See the map of this post from Charlotte Street.
In case you were wondering, yes, The New York Public Library (NYPL) has a YouTube channel, and the “Treasures of The New York Public Library” playlist is an amazing resource for all that obscure archival footage you never knew you were looking for. Start here with “The New York World’s Fair, 1939-40” and then travel to Manhattan’s Sputyen Duyvil Creek in “Mapping the World” with curator’s from the Map Division.
Sometimes the sweep of technology can be overwhelming. Even FOUDROYANT. The almost 50 year old New York based Film-makers’ Cooperative is facing some major problems . We need the city of New York to stand up for alternative modes of expression. To VATICINATE is to see into the future, and here we can do this with both film and the internet hand in hand. Go to a great New York Times article to understand the situation more clearly.
For anyone interested in above, or below ground NYC history, Forgotten NY is an absolute treasure. Curious what your neighborhood looked like 100 years ago? Find detailed street necrology and photo galleries for neighborhoods from Greenwich Village to Astoria. Whether you live in Bushwick or Jamaica, St.George or the Lower East Side, this trove of original source documents will keep you occupied for hours. Want to get even closer to NYC history? Take a Forgotten NY walking tour anywhere from Prospect Park to Hell’s Kitchen.
1 a poem or book dealing with agriculture or rural topics.
2 disambiguation: a short film by Wei-Ming Lam shot in upstate New York on the Appalachian Trail (Metro North stop) and on location in Manhattan on the lower west side.
adjective – poetic/literary
-Oxford American Dictionaires
I was doing a little reading on Welkin in anticipation of the launch event this evening, and found this interesting Wikipedia article about a line of warplanes built in the 1940s with the intention of fighting at high altitudes.
For those interested, here is the link:

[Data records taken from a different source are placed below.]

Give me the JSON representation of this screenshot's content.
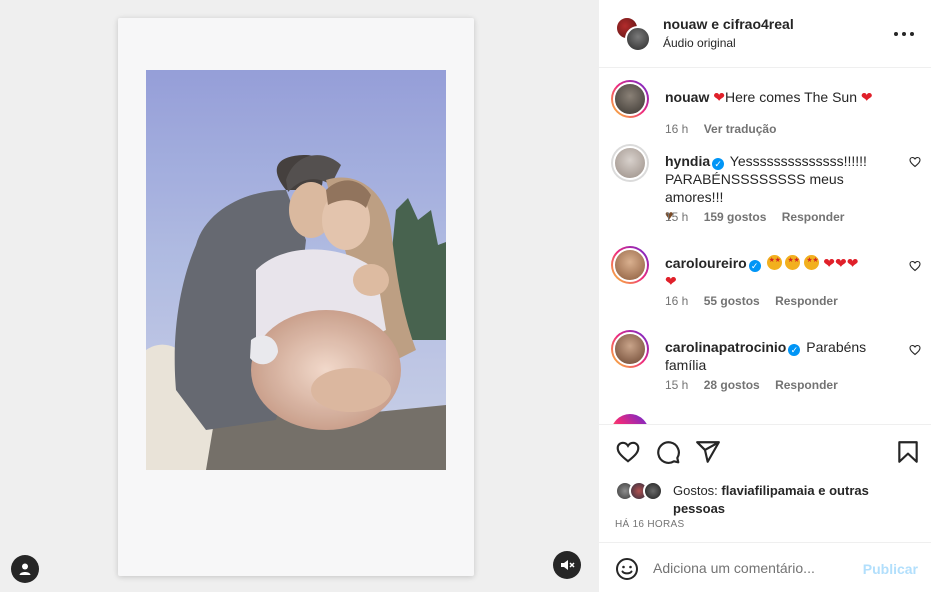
{
  "header": {
    "title": "nouaw e cifrao4real",
    "subtitle": "Áudio original"
  },
  "comments": [
    {
      "user": "nouaw",
      "verified": false,
      "text_parts": [
        "❤",
        "Here comes The Sun",
        "❤"
      ],
      "time": "16 h",
      "action": "Ver tradução"
    },
    {
      "user": "hyndia",
      "verified": true,
      "text": "Yessssssssssssss!!!!!! PARABÉNSSSSSSSS meus amores!!!",
      "emoji": "♥",
      "time": "15 h",
      "likes": "159 gostos",
      "action": "Responder"
    },
    {
      "user": "caroloureiro",
      "verified": true,
      "emoji_hearts": "❤❤❤",
      "emoji_heart_last": "❤",
      "time": "16 h",
      "likes": "55 gostos",
      "action": "Responder"
    },
    {
      "user": "carolinapatrocinio",
      "verified": true,
      "text": "Parabéns família",
      "time": "15 h",
      "likes": "28 gostos",
      "action": "Responder"
    }
  ],
  "likes": {
    "prefix": "Gostos:",
    "user": "flaviafilipamaia",
    "suffix": "e outras pessoas"
  },
  "time_ago": "HÁ 16 HORAS",
  "composer": {
    "placeholder": "Adiciona um comentário...",
    "publish_label": "Publicar"
  },
  "colors": {
    "accent": "#0095f6",
    "publish_disabled": "#b2dffc",
    "heart": "#e0202a",
    "story_ring": [
      "#f9ce34",
      "#ee2a7b",
      "#6228d7"
    ]
  }
}
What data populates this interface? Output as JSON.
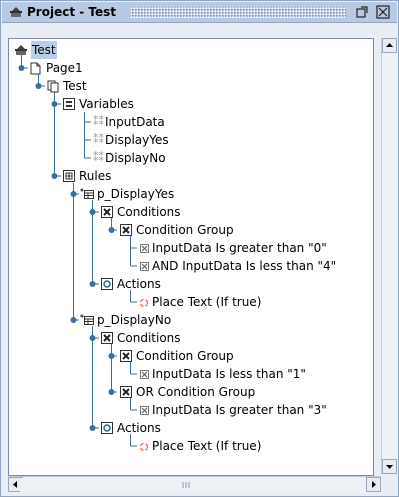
{
  "window": {
    "title": "Project - Test"
  },
  "tree": {
    "root": "Test",
    "page": "Page1",
    "test": "Test",
    "variables": "Variables",
    "var_input": "InputData",
    "var_yes": "DisplayYes",
    "var_no": "DisplayNo",
    "rules": "Rules",
    "rule1": "p_DisplayYes",
    "rule1_conditions": "Conditions",
    "rule1_group": "Condition Group",
    "rule1_cond1": "InputData Is greater than \"0\"",
    "rule1_cond2": "AND InputData Is less than \"4\"",
    "rule1_actions": "Actions",
    "rule1_action1": "Place Text (If true)",
    "rule2": "p_DisplayNo",
    "rule2_conditions": "Conditions",
    "rule2_group1": "Condition Group",
    "rule2_cond1": "InputData Is less than \"1\"",
    "rule2_group2": "OR Condition Group",
    "rule2_cond2": "InputData Is greater than \"3\"",
    "rule2_actions": "Actions",
    "rule2_action1": "Place Text (If true)"
  },
  "colors": {
    "titlebar": "#b8c9e3",
    "selection": "#b8cfe5",
    "tree_line": "#3c6ea6",
    "action_icon": "#e07050"
  }
}
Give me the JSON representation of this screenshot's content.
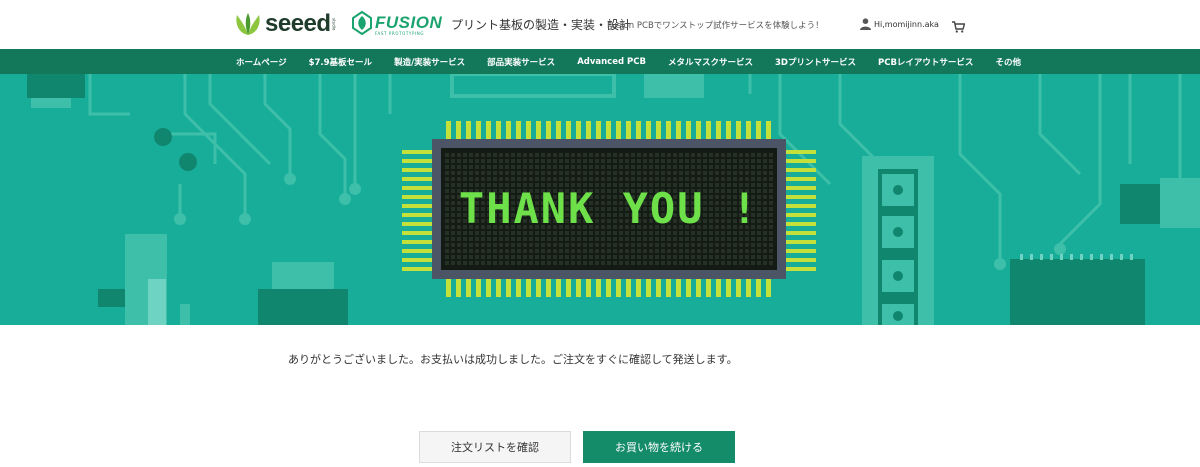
{
  "header": {
    "seeed_logo_text": "seeed",
    "seeed_logo_sub": "studio",
    "fusion_logo_text": "FUSION",
    "fusion_logo_tagline": "FAST PROTOTYPING",
    "title": "プリント基板の製造・実装・設計",
    "subtitle": "Fusion PCBでワンストップ試作サービスを体験しよう！",
    "user_greeting": "Hi,momijinn.aka"
  },
  "nav": {
    "items": [
      {
        "label": "ホームページ"
      },
      {
        "label": "$7.9基板セール"
      },
      {
        "label": "製造/実装サービス"
      },
      {
        "label": "部品実装サービス"
      },
      {
        "label": "Advanced PCB"
      },
      {
        "label": "メタルマスクサービス"
      },
      {
        "label": "3Dプリントサービス"
      },
      {
        "label": "PCBレイアウトサービス"
      },
      {
        "label": "その他"
      }
    ]
  },
  "banner": {
    "text": "THANK YOU !",
    "text_color": "#6ee04a",
    "background_color": "#18ad98"
  },
  "message": "ありがとうございました。お支払いは成功しました。ご注文をすぐに確認して発送します。",
  "buttons": {
    "orders_label": "注文リストを確認",
    "continue_label": "お買い物を続ける"
  },
  "colors": {
    "nav_bg": "#13785a",
    "accent": "#148b69"
  }
}
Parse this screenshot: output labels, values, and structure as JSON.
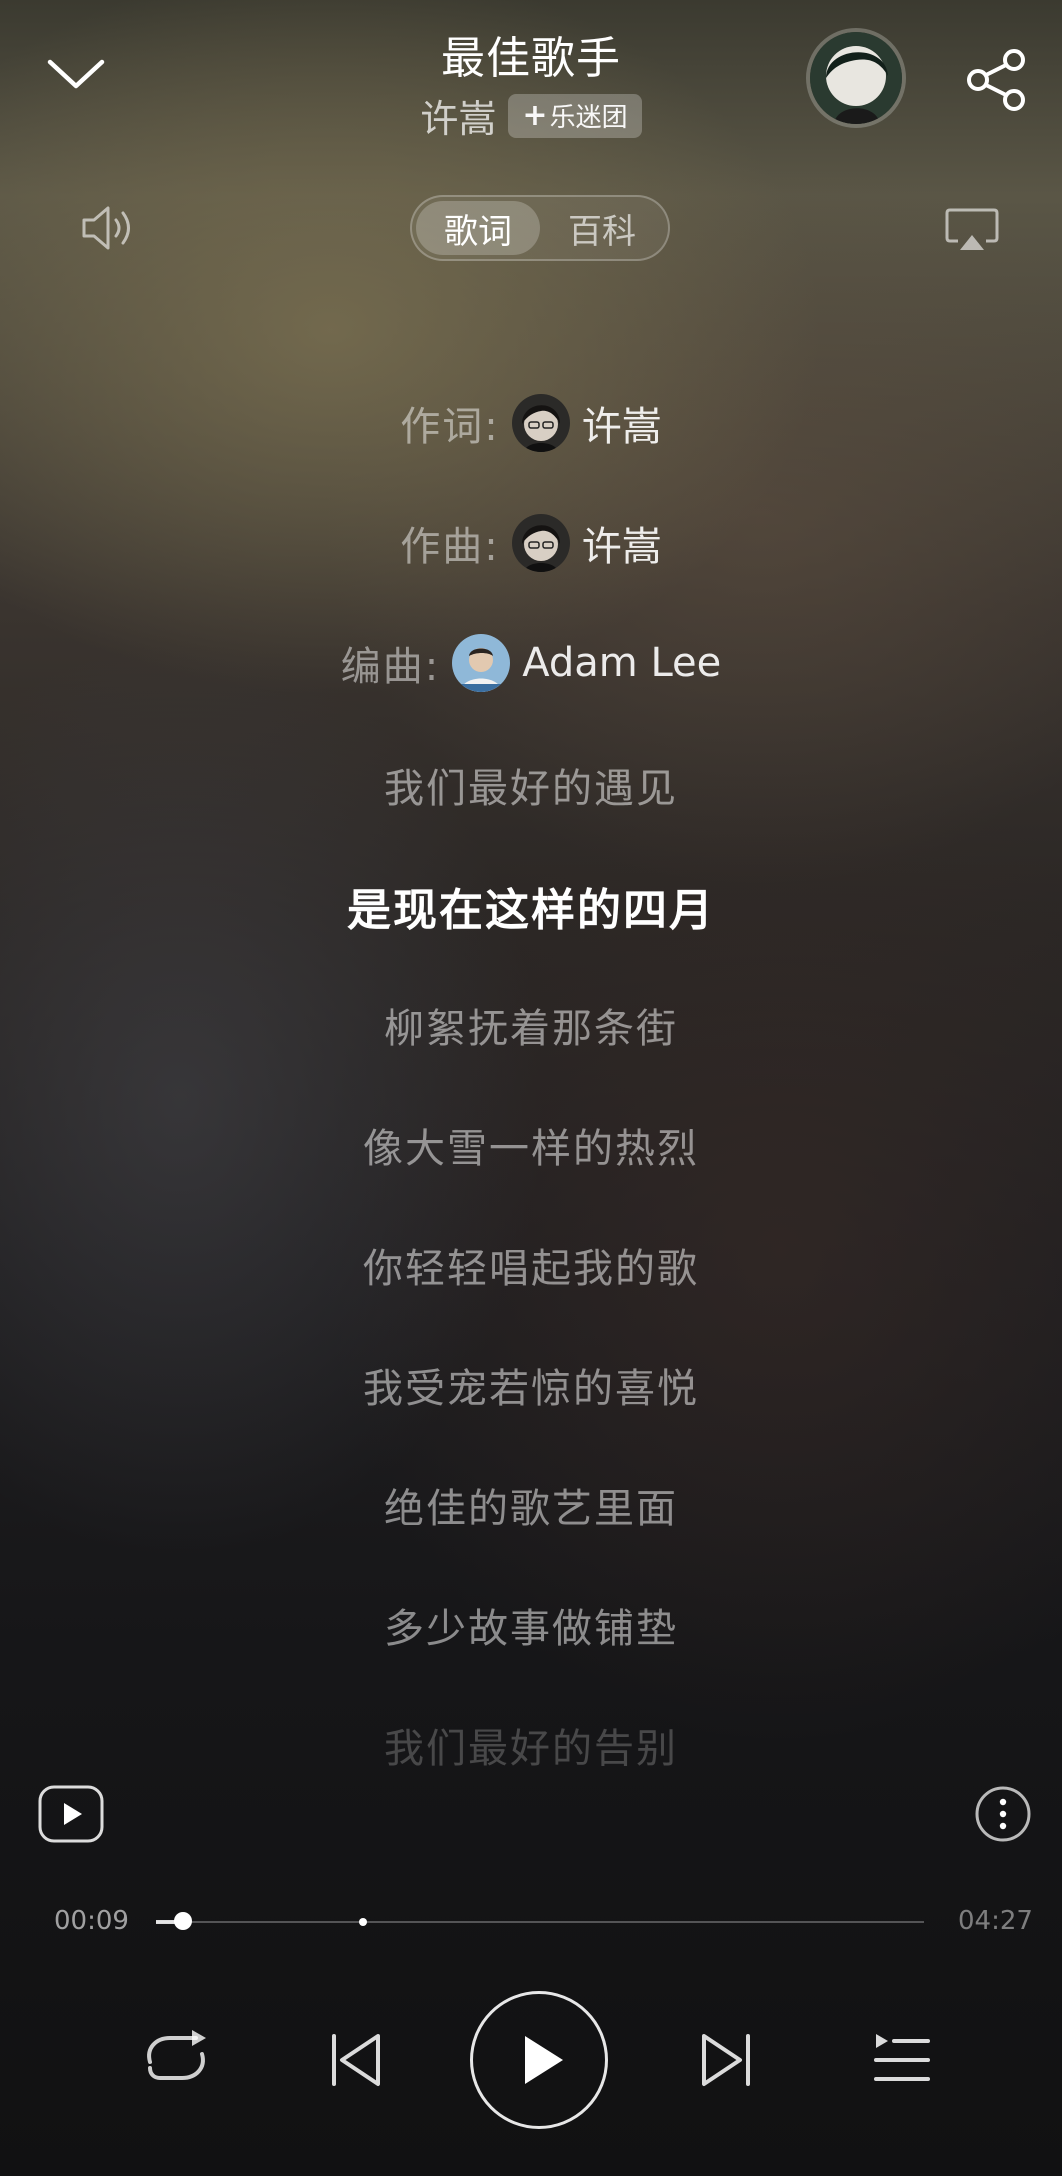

Here are some unusual words that begin with the letter I. I painted this watercolor during a cold two weeks in a cabin in the woods at the MacDowell Colony reading the whole dictionary. When I started to think about which one would be right for Abecedarium:NYC, it seemed logical to choose a word that spoke to the experience of living in a home that simultaneously “yours” and someone else’s, namely a landlord. Inquiline fit the bill. It’s really a zoological term we transposed to the the life of a city dweller. Watch Beth Botshon’s video and see what I mean. Which word would you have chosen?